TRY IT. A line counts if it contains the word "Action" at least once. State how many such lines the records contain, giving the number alone.

Items listed in a dataset:
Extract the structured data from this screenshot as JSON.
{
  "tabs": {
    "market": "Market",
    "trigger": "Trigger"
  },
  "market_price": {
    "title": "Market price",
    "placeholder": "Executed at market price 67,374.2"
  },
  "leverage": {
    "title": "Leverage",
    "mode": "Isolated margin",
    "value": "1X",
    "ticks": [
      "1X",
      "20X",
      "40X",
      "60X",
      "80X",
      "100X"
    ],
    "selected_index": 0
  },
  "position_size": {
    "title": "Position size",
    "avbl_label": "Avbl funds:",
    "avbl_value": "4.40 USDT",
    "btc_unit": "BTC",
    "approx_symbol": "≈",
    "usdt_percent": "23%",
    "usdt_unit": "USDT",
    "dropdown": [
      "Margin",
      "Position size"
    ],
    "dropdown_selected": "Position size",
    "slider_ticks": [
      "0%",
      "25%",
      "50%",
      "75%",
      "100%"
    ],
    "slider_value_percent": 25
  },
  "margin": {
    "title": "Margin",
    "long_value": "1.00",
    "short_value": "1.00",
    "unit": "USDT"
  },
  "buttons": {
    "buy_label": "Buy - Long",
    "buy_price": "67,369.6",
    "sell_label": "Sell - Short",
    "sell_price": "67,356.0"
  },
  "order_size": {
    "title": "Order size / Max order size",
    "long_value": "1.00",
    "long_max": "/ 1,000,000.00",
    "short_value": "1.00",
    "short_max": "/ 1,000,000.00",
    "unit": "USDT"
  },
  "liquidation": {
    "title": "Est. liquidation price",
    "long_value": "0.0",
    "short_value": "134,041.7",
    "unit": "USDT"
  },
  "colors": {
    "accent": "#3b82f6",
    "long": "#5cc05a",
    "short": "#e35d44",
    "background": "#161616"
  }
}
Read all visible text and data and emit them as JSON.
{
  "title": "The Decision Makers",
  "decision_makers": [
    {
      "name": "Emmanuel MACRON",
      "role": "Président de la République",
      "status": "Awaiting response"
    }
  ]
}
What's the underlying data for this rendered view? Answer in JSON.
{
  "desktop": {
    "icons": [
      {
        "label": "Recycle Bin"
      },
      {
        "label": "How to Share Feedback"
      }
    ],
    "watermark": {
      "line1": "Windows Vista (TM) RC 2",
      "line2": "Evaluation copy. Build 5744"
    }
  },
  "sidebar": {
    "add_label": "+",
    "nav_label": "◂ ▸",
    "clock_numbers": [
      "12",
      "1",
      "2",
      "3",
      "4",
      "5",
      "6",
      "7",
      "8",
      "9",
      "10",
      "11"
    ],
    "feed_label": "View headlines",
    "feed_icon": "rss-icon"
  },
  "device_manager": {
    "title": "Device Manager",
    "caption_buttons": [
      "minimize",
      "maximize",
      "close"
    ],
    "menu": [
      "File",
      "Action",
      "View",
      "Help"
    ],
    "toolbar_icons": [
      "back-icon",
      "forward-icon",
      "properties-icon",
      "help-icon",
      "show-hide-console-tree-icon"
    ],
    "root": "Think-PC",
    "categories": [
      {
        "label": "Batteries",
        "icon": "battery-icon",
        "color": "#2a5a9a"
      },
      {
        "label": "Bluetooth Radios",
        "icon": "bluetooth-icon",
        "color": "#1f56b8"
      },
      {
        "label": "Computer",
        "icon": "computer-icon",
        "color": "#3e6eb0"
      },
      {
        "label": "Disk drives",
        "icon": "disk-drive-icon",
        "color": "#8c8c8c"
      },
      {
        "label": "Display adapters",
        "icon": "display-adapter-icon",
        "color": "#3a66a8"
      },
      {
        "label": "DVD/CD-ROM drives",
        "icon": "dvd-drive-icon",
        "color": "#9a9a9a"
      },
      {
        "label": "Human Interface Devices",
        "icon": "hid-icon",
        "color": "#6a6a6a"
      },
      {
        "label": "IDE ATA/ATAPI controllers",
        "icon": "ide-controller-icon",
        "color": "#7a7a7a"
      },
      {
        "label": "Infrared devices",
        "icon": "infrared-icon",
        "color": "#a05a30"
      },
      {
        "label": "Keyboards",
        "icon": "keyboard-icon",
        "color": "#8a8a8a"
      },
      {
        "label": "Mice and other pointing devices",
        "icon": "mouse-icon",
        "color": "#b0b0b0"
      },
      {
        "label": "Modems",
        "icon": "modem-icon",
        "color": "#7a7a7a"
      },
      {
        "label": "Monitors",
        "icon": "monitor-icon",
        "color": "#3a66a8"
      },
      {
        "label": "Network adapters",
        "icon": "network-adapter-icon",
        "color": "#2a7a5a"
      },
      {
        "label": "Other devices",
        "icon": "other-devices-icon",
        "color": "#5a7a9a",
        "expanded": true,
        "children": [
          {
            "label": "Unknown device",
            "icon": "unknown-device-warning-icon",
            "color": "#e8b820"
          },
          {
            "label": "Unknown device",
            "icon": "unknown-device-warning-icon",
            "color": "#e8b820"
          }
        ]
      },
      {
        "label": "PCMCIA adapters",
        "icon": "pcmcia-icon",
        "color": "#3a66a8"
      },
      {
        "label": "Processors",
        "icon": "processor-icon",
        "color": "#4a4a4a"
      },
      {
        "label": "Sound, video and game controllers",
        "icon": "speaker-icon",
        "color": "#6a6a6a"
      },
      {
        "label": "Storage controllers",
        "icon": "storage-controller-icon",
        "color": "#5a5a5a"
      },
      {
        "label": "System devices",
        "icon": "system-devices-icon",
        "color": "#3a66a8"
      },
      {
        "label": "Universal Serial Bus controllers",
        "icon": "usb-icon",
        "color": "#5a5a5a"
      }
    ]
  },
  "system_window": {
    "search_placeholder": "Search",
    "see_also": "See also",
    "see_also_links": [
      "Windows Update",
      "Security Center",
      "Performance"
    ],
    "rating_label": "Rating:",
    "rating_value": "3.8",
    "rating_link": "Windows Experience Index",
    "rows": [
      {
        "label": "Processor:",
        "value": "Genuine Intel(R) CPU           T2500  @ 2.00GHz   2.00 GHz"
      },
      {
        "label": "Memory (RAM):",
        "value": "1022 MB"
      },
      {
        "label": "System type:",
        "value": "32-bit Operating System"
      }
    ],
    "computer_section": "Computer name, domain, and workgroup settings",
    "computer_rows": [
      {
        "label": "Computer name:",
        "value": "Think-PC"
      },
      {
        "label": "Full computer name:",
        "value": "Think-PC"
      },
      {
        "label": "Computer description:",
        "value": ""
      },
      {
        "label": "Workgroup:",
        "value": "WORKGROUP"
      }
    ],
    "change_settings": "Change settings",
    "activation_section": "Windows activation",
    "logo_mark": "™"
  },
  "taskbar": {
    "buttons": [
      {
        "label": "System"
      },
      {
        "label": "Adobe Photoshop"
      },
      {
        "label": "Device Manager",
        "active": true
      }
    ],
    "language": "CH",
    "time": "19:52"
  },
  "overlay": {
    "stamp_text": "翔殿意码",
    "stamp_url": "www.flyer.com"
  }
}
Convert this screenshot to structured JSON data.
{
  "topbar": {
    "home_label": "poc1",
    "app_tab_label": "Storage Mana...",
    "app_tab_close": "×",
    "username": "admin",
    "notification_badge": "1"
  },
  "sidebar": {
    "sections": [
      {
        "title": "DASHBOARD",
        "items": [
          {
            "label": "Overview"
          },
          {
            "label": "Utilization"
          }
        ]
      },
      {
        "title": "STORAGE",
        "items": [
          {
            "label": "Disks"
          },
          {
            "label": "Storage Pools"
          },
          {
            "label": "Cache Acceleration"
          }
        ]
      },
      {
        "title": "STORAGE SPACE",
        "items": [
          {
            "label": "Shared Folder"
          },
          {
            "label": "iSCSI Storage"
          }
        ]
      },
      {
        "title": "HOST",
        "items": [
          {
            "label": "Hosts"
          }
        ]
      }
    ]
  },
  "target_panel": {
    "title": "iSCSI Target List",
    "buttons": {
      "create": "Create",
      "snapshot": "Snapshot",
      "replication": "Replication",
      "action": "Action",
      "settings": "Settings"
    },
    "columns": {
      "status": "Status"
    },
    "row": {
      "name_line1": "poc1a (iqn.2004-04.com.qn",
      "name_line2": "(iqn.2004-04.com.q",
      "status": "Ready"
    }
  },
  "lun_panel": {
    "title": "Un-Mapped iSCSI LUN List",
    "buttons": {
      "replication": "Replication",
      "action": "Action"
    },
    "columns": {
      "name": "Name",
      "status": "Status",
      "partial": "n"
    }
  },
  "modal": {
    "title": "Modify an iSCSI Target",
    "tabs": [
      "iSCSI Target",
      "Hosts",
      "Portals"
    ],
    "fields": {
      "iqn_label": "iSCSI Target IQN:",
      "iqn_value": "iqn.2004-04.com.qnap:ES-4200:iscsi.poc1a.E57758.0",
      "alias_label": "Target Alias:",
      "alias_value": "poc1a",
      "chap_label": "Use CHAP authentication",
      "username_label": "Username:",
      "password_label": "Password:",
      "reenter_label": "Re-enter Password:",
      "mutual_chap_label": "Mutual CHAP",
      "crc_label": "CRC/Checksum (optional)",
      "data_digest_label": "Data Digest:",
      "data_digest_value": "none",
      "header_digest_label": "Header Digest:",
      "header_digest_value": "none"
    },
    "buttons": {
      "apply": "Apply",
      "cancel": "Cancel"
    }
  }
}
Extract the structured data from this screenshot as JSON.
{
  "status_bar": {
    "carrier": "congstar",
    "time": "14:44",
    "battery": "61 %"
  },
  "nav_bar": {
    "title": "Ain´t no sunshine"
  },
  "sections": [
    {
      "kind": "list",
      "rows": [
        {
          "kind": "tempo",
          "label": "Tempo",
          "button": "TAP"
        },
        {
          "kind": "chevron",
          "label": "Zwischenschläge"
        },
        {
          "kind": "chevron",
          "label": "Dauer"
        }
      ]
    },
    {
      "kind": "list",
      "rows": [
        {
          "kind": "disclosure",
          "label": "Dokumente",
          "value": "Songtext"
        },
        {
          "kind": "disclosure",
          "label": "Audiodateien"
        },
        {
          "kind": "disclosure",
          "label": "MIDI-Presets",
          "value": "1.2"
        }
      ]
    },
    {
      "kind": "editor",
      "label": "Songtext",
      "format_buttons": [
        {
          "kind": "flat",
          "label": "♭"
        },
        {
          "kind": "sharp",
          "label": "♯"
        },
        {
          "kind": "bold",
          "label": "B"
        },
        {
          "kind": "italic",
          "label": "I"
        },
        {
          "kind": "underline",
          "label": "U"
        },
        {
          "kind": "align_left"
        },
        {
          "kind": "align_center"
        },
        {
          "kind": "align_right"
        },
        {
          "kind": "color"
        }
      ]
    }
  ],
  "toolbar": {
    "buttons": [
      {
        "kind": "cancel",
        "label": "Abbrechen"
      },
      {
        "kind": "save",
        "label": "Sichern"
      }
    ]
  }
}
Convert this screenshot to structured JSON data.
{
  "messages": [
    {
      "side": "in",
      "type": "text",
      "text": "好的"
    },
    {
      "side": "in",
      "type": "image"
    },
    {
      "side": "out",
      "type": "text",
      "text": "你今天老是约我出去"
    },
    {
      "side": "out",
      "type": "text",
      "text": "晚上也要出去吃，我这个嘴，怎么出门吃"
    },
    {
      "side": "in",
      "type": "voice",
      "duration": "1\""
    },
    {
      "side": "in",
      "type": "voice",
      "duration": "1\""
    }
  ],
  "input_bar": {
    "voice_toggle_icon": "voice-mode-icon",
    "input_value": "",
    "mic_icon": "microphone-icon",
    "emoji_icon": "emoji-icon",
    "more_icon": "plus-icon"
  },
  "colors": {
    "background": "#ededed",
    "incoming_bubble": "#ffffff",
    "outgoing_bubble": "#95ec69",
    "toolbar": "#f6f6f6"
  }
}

RESPONSE AREA. 3